┌─ Listed records

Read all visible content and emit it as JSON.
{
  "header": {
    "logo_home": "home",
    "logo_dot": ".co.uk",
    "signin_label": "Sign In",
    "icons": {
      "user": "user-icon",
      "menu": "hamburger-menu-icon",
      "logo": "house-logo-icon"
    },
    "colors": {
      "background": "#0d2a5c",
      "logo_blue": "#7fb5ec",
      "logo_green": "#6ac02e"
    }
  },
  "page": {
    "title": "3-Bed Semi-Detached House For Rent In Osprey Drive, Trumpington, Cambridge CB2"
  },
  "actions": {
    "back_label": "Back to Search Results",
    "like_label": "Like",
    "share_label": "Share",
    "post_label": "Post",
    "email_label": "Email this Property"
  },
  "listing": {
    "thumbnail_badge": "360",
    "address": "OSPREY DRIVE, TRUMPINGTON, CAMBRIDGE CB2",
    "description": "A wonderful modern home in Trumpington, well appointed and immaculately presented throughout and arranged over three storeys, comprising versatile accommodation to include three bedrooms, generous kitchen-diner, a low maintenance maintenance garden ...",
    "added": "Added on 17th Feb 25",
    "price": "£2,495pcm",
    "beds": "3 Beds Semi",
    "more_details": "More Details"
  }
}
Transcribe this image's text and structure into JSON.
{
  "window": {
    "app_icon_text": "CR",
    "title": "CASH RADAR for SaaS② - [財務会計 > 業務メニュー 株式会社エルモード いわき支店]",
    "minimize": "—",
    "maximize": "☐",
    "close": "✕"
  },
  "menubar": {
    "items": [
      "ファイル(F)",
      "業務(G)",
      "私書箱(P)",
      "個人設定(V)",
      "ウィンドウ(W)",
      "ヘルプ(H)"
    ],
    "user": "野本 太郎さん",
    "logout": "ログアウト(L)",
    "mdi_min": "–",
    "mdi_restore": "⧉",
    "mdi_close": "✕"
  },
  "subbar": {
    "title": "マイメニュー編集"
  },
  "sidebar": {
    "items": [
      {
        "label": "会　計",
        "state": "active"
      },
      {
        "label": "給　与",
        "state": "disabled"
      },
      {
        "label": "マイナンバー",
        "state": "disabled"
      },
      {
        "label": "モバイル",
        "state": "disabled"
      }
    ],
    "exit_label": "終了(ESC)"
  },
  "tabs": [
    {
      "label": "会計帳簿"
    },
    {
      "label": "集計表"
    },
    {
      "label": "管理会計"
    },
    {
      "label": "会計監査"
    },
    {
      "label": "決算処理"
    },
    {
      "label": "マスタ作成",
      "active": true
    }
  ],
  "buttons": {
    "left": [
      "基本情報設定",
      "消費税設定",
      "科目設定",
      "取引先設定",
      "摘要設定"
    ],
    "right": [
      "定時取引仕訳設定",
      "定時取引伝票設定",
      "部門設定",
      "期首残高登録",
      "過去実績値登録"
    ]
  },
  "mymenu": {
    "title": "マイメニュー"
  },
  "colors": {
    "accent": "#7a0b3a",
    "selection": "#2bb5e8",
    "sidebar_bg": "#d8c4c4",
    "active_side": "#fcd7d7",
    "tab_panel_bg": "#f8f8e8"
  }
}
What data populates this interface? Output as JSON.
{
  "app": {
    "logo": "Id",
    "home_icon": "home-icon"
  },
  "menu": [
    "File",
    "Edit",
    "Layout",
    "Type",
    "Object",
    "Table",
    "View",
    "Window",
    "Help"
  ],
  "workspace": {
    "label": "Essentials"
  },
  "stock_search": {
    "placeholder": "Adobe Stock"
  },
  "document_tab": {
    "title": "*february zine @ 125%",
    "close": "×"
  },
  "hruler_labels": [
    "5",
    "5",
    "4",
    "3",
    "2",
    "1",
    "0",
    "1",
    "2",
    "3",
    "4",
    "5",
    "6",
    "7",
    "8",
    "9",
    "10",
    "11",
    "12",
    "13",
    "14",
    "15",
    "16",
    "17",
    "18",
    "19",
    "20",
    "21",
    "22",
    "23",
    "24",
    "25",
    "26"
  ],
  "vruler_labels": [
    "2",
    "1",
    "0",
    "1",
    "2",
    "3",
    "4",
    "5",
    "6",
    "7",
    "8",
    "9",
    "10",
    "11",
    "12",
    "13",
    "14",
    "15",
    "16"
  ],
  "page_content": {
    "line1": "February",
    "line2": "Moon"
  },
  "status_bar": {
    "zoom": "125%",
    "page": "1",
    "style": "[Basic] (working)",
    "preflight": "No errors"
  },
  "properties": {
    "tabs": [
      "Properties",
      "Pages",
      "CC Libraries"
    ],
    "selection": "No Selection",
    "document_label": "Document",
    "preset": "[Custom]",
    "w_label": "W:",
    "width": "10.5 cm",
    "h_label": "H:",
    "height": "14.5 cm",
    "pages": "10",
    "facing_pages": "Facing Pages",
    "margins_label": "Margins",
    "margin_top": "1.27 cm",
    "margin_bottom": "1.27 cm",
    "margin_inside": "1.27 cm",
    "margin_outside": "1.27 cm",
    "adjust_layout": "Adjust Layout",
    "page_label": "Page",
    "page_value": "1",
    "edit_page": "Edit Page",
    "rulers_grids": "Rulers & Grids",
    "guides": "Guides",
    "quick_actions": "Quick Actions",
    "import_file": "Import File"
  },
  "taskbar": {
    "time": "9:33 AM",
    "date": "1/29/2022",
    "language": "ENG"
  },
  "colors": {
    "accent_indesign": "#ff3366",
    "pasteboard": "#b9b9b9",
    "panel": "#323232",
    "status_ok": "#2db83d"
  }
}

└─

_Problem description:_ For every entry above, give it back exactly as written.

_Solution below:_
Read all visible content and emit it as JSON.
{
  "header": {
    "logo_home": "home",
    "logo_dot": ".co.uk",
    "signin_label": "Sign In",
    "icons": {
      "user": "user-icon",
      "menu": "hamburger-menu-icon",
      "logo": "house-logo-icon"
    },
    "colors": {
      "background": "#0d2a5c",
      "logo_blue": "#7fb5ec",
      "logo_green": "#6ac02e"
    }
  },
  "page": {
    "title": "3-Bed Semi-Detached House For Rent In Osprey Drive, Trumpington, Cambridge CB2"
  },
  "actions": {
    "back_label": "Back to Search Results",
    "like_label": "Like",
    "share_label": "Share",
    "post_label": "Post",
    "email_label": "Email this Property"
  },
  "listing": {
    "thumbnail_badge": "360",
    "address": "OSPREY DRIVE, TRUMPINGTON, CAMBRIDGE CB2",
    "description": "A wonderful modern home in Trumpington, well appointed and immaculately presented throughout and arranged over three storeys, comprising versatile accommodation to include three bedrooms, generous kitchen-diner, a low maintenance maintenance garden ...",
    "added": "Added on 17th Feb 25",
    "price": "£2,495pcm",
    "beds": "3 Beds Semi",
    "more_details": "More Details"
  }
}
Transcribe this image's text and structure into JSON.
{
  "window": {
    "app_icon_text": "CR",
    "title": "CASH RADAR for SaaS② - [財務会計 > 業務メニュー 株式会社エルモード いわき支店]",
    "minimize": "—",
    "maximize": "☐",
    "close": "✕"
  },
  "menubar": {
    "items": [
      "ファイル(F)",
      "業務(G)",
      "私書箱(P)",
      "個人設定(V)",
      "ウィンドウ(W)",
      "ヘルプ(H)"
    ],
    "user": "野本 太郎さん",
    "logout": "ログアウト(L)",
    "mdi_min": "–",
    "mdi_restore": "⧉",
    "mdi_close": "✕"
  },
  "subbar": {
    "title": "マイメニュー編集"
  },
  "sidebar": {
    "items": [
      {
        "label": "会　計",
        "state": "active"
      },
      {
        "label": "給　与",
        "state": "disabled"
      },
      {
        "label": "マイナンバー",
        "state": "disabled"
      },
      {
        "label": "モバイル",
        "state": "disabled"
      }
    ],
    "exit_label": "終了(ESC)"
  },
  "tabs": [
    {
      "label": "会計帳簿"
    },
    {
      "label": "集計表"
    },
    {
      "label": "管理会計"
    },
    {
      "label": "会計監査"
    },
    {
      "label": "決算処理"
    },
    {
      "label": "マスタ作成",
      "active": true
    }
  ],
  "buttons": {
    "left": [
      "基本情報設定",
      "消費税設定",
      "科目設定",
      "取引先設定",
      "摘要設定"
    ],
    "right": [
      "定時取引仕訳設定",
      "定時取引伝票設定",
      "部門設定",
      "期首残高登録",
      "過去実績値登録"
    ]
  },
  "mymenu": {
    "title": "マイメニュー"
  },
  "colors": {
    "accent": "#7a0b3a",
    "selection": "#2bb5e8",
    "sidebar_bg": "#d8c4c4",
    "active_side": "#fcd7d7",
    "tab_panel_bg": "#f8f8e8"
  }
}
What data populates this interface? Output as JSON.
{
  "app": {
    "logo": "Id",
    "home_icon": "home-icon"
  },
  "menu": [
    "File",
    "Edit",
    "Layout",
    "Type",
    "Object",
    "Table",
    "View",
    "Window",
    "Help"
  ],
  "workspace": {
    "label": "Essentials"
  },
  "stock_search": {
    "placeholder": "Adobe Stock"
  },
  "document_tab": {
    "title": "*february zine @ 125%",
    "close": "×"
  },
  "hruler_labels": [
    "5",
    "5",
    "4",
    "3",
    "2",
    "1",
    "0",
    "1",
    "2",
    "3",
    "4",
    "5",
    "6",
    "7",
    "8",
    "9",
    "10",
    "11",
    "12",
    "13",
    "14",
    "15",
    "16",
    "17",
    "18",
    "19",
    "20",
    "21",
    "22",
    "23",
    "24",
    "25",
    "26"
  ],
  "vruler_labels": [
    "2",
    "1",
    "0",
    "1",
    "2",
    "3",
    "4",
    "5",
    "6",
    "7",
    "8",
    "9",
    "10",
    "11",
    "12",
    "13",
    "14",
    "15",
    "16"
  ],
  "page_content": {
    "line1": "February",
    "line2": "Moon"
  },
  "status_bar": {
    "zoom": "125%",
    "page": "1",
    "style": "[Basic] (working)",
    "preflight": "No errors"
  },
  "properties": {
    "tabs": [
      "Properties",
      "Pages",
      "CC Libraries"
    ],
    "selection": "No Selection",
    "document_label": "Document",
    "preset": "[Custom]",
    "w_label": "W:",
    "width": "10.5 cm",
    "h_label": "H:",
    "height": "14.5 cm",
    "pages": "10",
    "facing_pages": "Facing Pages",
    "margins_label": "Margins",
    "margin_top": "1.27 cm",
    "margin_bottom": "1.27 cm",
    "margin_inside": "1.27 cm",
    "margin_outside": "1.27 cm",
    "adjust_layout": "Adjust Layout",
    "page_label": "Page",
    "page_value": "1",
    "edit_page": "Edit Page",
    "rulers_grids": "Rulers & Grids",
    "guides": "Guides",
    "quick_actions": "Quick Actions",
    "import_file": "Import File"
  },
  "taskbar": {
    "time": "9:33 AM",
    "date": "1/29/2022",
    "language": "ENG"
  },
  "colors": {
    "accent_indesign": "#ff3366",
    "pasteboard": "#b9b9b9",
    "panel": "#323232",
    "status_ok": "#2db83d"
  }
}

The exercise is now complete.